When we’ve discussed the woes afflicting residential mortgage securitizations, in particular, the deep seated problems arising from the frequent if not widespread failure of the original parties to the deal to take the steps stipulated in their own agreements needed to convey the notes (the borrower’s promissory note) to the securitization legal vehicle, a trust. Although we’ve touched on the problems posed by MERS, if you’ve screwed up on conveying the note in a RMBS, you are very badly stuck. MERS related problems are rounding error. But that isn’t to minimize the problems MERS has created separately, particularly with the integrity of local records, and the way MERS has been abused in court proceedings. Specifically, and bizarrely, foreclosures are often made in the name of MERS. In 45 states, the note is the critical document, and the lien, which is what is registered at MERS, has no independent status. It is the noteholder that has to foreclose, not a mere computer registry for the mortgage. Increasingly, state courts are taking a very dim view of MERS foreclosures.

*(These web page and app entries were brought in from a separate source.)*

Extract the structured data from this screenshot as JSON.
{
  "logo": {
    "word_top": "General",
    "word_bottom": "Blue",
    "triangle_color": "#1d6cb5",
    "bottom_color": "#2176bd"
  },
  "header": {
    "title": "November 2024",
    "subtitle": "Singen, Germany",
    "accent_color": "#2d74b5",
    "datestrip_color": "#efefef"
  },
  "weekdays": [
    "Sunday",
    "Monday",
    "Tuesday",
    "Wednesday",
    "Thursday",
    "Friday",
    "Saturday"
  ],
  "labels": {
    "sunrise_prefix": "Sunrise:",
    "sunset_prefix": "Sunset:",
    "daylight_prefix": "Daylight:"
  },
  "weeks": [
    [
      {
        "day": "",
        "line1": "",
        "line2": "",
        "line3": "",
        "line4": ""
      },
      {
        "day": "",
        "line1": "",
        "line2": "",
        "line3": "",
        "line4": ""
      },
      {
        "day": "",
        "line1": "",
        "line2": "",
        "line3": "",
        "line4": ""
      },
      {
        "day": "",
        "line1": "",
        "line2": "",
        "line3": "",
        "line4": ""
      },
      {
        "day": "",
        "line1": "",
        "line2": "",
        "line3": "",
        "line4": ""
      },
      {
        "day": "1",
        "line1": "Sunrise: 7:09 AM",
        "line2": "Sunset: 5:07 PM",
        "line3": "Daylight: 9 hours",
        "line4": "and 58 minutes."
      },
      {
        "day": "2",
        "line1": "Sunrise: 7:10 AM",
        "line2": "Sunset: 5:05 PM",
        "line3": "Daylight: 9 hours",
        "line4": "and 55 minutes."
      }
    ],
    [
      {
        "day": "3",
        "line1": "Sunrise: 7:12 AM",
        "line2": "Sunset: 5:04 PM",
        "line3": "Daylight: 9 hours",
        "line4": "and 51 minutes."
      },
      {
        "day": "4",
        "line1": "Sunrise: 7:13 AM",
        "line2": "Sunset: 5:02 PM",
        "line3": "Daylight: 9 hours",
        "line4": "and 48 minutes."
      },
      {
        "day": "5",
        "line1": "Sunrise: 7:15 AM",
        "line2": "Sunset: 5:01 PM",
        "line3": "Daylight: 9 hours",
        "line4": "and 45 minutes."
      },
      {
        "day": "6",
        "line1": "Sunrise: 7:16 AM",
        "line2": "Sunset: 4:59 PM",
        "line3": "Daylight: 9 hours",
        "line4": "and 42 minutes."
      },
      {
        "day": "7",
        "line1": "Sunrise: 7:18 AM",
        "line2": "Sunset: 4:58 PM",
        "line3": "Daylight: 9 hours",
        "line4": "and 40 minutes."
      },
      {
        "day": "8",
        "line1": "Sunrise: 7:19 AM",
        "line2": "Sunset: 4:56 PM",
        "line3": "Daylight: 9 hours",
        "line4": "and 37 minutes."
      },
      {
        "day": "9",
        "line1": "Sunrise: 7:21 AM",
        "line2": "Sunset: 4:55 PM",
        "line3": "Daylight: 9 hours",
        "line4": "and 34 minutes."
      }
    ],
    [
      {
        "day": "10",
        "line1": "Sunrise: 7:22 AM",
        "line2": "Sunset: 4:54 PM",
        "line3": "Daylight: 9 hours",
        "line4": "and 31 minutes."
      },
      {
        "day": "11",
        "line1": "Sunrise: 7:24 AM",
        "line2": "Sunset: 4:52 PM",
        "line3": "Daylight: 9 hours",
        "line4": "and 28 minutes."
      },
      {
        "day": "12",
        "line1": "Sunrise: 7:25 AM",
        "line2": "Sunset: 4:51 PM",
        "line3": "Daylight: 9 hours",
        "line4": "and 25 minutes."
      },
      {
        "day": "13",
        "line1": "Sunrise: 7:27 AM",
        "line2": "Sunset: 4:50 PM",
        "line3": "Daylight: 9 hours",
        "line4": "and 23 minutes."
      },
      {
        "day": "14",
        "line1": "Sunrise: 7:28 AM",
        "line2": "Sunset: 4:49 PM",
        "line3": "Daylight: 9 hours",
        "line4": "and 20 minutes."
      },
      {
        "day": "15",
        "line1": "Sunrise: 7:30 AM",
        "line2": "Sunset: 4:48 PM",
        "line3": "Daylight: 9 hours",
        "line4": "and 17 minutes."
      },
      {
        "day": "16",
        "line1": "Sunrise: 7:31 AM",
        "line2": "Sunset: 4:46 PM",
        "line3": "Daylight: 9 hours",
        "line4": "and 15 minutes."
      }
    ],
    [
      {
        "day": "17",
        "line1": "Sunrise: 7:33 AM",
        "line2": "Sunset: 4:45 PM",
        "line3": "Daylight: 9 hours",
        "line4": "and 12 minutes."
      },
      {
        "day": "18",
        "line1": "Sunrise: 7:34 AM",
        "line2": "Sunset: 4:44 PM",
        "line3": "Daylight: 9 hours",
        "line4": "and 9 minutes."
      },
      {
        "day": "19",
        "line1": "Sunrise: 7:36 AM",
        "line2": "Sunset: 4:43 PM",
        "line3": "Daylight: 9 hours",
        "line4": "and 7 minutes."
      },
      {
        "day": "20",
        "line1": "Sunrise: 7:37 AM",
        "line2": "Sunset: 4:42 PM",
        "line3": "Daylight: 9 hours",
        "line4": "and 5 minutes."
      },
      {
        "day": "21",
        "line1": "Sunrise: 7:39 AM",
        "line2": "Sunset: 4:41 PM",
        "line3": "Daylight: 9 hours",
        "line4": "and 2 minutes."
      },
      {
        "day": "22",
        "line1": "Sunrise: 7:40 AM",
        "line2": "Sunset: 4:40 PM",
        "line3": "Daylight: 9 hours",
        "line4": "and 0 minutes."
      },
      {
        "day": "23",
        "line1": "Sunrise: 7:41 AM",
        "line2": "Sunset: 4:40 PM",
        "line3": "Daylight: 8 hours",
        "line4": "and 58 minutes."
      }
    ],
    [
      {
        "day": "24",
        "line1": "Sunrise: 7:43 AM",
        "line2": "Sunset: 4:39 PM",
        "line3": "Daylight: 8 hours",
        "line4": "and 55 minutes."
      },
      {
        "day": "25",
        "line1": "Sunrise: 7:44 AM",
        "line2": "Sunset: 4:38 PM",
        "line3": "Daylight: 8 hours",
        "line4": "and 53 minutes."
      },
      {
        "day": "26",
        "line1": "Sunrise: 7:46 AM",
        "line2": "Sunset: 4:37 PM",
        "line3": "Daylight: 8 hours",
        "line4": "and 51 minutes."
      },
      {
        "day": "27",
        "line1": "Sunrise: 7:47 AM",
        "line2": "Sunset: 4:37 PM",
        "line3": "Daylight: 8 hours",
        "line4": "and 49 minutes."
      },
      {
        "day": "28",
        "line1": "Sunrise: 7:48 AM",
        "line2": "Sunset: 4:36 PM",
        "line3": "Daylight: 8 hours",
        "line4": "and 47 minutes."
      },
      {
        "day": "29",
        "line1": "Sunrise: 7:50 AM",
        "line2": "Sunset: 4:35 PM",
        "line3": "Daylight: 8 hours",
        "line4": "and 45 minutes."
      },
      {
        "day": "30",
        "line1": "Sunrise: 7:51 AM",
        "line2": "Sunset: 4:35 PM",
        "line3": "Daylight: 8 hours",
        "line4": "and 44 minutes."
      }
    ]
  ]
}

Housing Wire points out that MERS has also been a party foreclosing in some commercial real estate transactions, again presumably in securitized deals. However, HW assures readers this won’t be a big problem, since relatively few commercial deals actually wind up in foreclosure (I assume because most have cash flow, and perhaps due to differences in servicer fee structures, that most commercial RE loans gone sour are restructured).
From Housing Wire:
Possible foreclosure issues with loans processed through the Mortgage Electronic Recording System, or MERS, may be spreading to commercial real estate, but the effect on securitizations could be minimal, according to Barclays Capital analysts…
According to BarCap, these lawsuits are spreading outside the residential space, challenging foreclosures on loans backing commercial mortgage-backed securities.
But analysts believe there are legal remedies available to limit any negative effect for investors.
“As such, there could be a scenario where MERS originated loans could see a possible extension in liquidation timelines by a few months, but this should not affect CMBS valuations on a fundamental level,” according to BarCap.
Foreclosures still remain low on CMBS loans, standing at about 2.2% of outstanding balance through September, according to analysts.